What is required – Using the records below, count the lines with "structured" in them. Give the number only.

Information shown –

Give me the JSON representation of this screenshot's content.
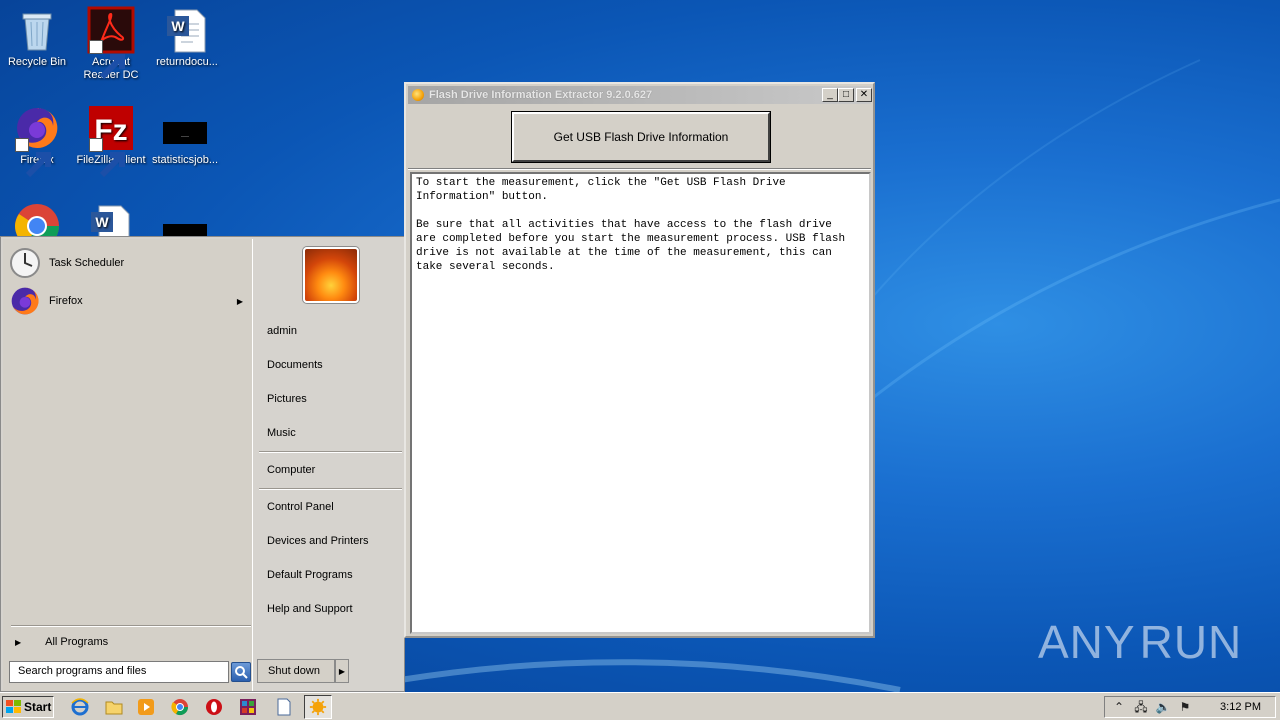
{
  "desktop": {
    "icons": [
      {
        "label": "Recycle Bin"
      },
      {
        "label": "Acrobat\nReader DC"
      },
      {
        "label": "returndocu..."
      },
      {
        "label": "Firefox"
      },
      {
        "label": "FileZilla Client"
      },
      {
        "label": "statisticsjob..."
      },
      {
        "label": "Chrome"
      },
      {
        "label": "Word doc"
      },
      {
        "label": "black file"
      }
    ]
  },
  "start_menu": {
    "programs": [
      {
        "label": "Task Scheduler"
      },
      {
        "label": "Firefox"
      }
    ],
    "all_programs": "All Programs",
    "search_placeholder": "Search programs and files",
    "right_items": [
      "admin",
      "Documents",
      "Pictures",
      "Music",
      "Computer",
      "Control Panel",
      "Devices and Printers",
      "Default Programs",
      "Help and Support"
    ],
    "shutdown": "Shut down"
  },
  "app_window": {
    "title": "Flash Drive Information Extractor 9.2.0.627",
    "button_label": "Get USB Flash Drive Information",
    "info_text": "To start the measurement, click the \"Get USB Flash Drive\nInformation\" button.\n\nBe sure that all activities that have access to the flash drive\nare completed before you start the measurement process. USB flash\ndrive is not available at the time of the measurement, this can\ntake several seconds."
  },
  "watermark": {
    "left": "ANY",
    "right": "RUN"
  },
  "taskbar": {
    "start_label": "Start",
    "clock": "3:12 PM"
  },
  "colors": {
    "desktop_blue": "#0b56b5",
    "window_gray": "#d4d0c8",
    "titlebar_text": "#e6e6e6"
  }
}
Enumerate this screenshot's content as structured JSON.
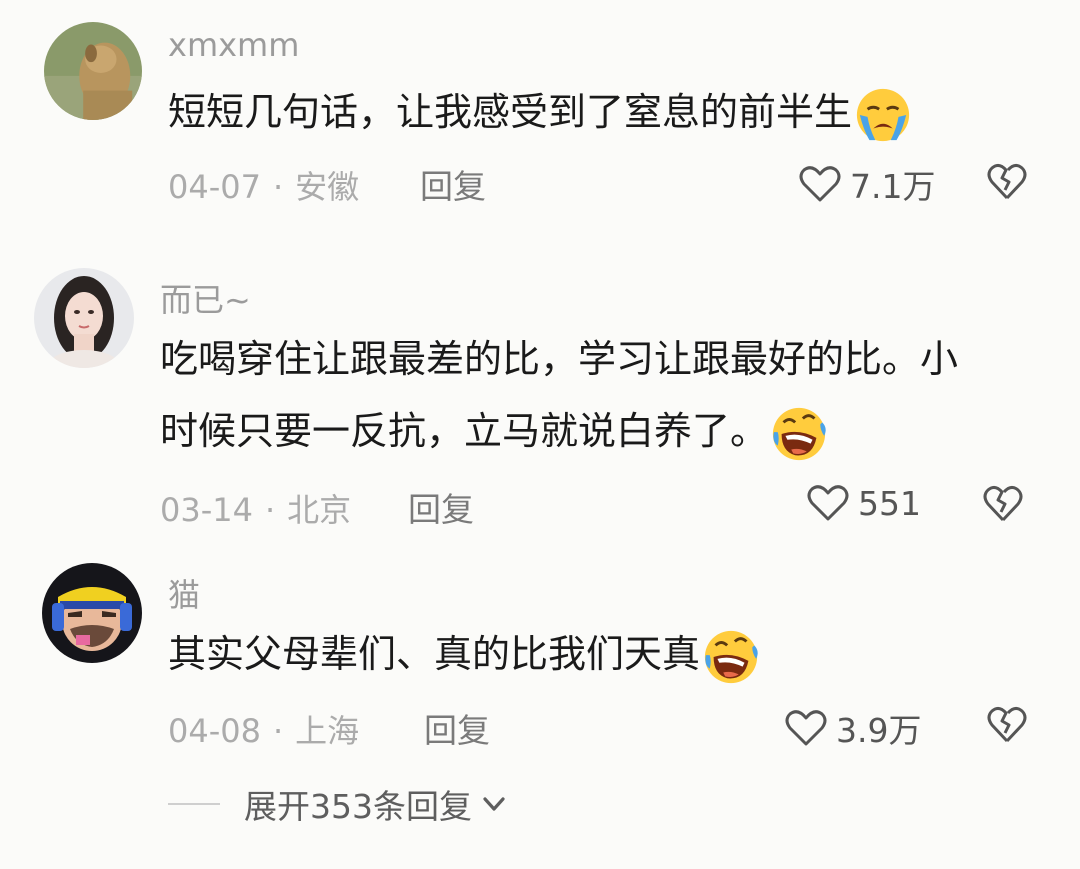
{
  "comments": [
    {
      "username": "xmxmm",
      "text_lines": [
        "短短几句话，让我感受到了窒息的前半生"
      ],
      "emoji": "loudly-crying-face",
      "date": "04-07",
      "location": "安徽",
      "reply_label": "回复",
      "likes": "7.1万"
    },
    {
      "username": "而已~",
      "text_lines": [
        "吃喝穿住让跟最差的比，学习让跟最好的比。小",
        "时候只要一反抗，立马就说白养了。"
      ],
      "emoji": "rolling-on-floor-laughing-face",
      "date": "03-14",
      "location": "北京",
      "reply_label": "回复",
      "likes": "551"
    },
    {
      "username": "猫",
      "text_lines": [
        "其实父母辈们、真的比我们天真"
      ],
      "emoji": "rolling-on-floor-laughing-face",
      "date": "04-08",
      "location": "上海",
      "reply_label": "回复",
      "likes": "3.9万"
    }
  ],
  "expand_replies": {
    "label": "展开353条回复",
    "icon": "chevron-down-icon"
  },
  "colors": {
    "background": "#fbfbf9",
    "username": "#9b9b9b",
    "meta": "#ababab"
  }
}
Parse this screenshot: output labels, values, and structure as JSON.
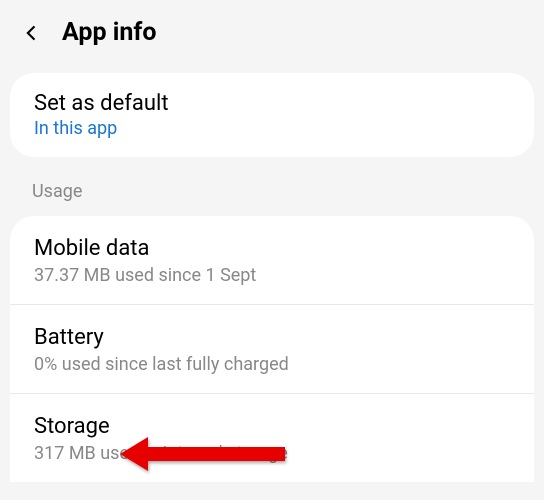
{
  "header": {
    "title": "App info"
  },
  "default_card": {
    "title": "Set as default",
    "link": "In this app"
  },
  "section_header": "Usage",
  "usage": {
    "items": [
      {
        "title": "Mobile data",
        "sub": "37.37 MB used since 1 Sept"
      },
      {
        "title": "Battery",
        "sub": "0% used since last fully charged"
      },
      {
        "title": "Storage",
        "sub": "317 MB used in Internal storage"
      }
    ]
  }
}
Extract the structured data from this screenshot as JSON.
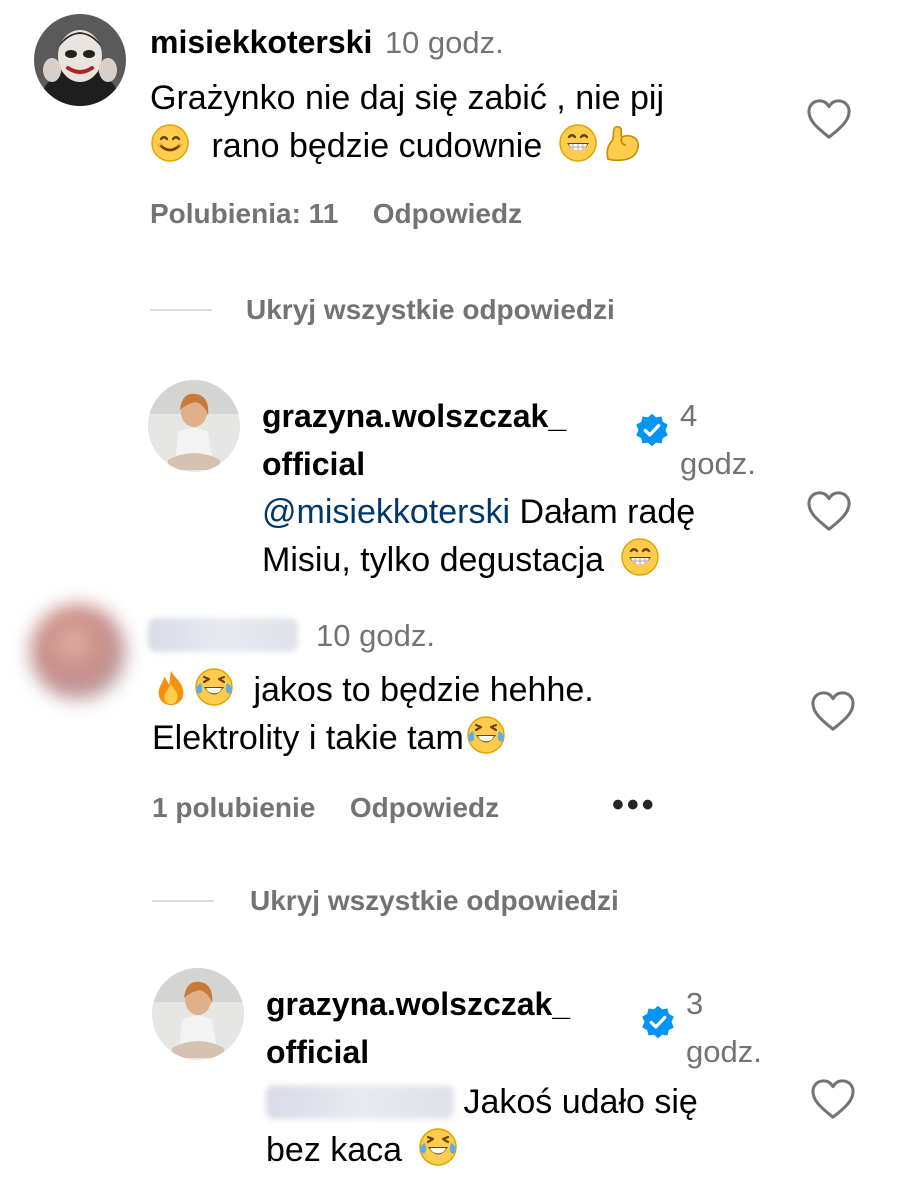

Response – 2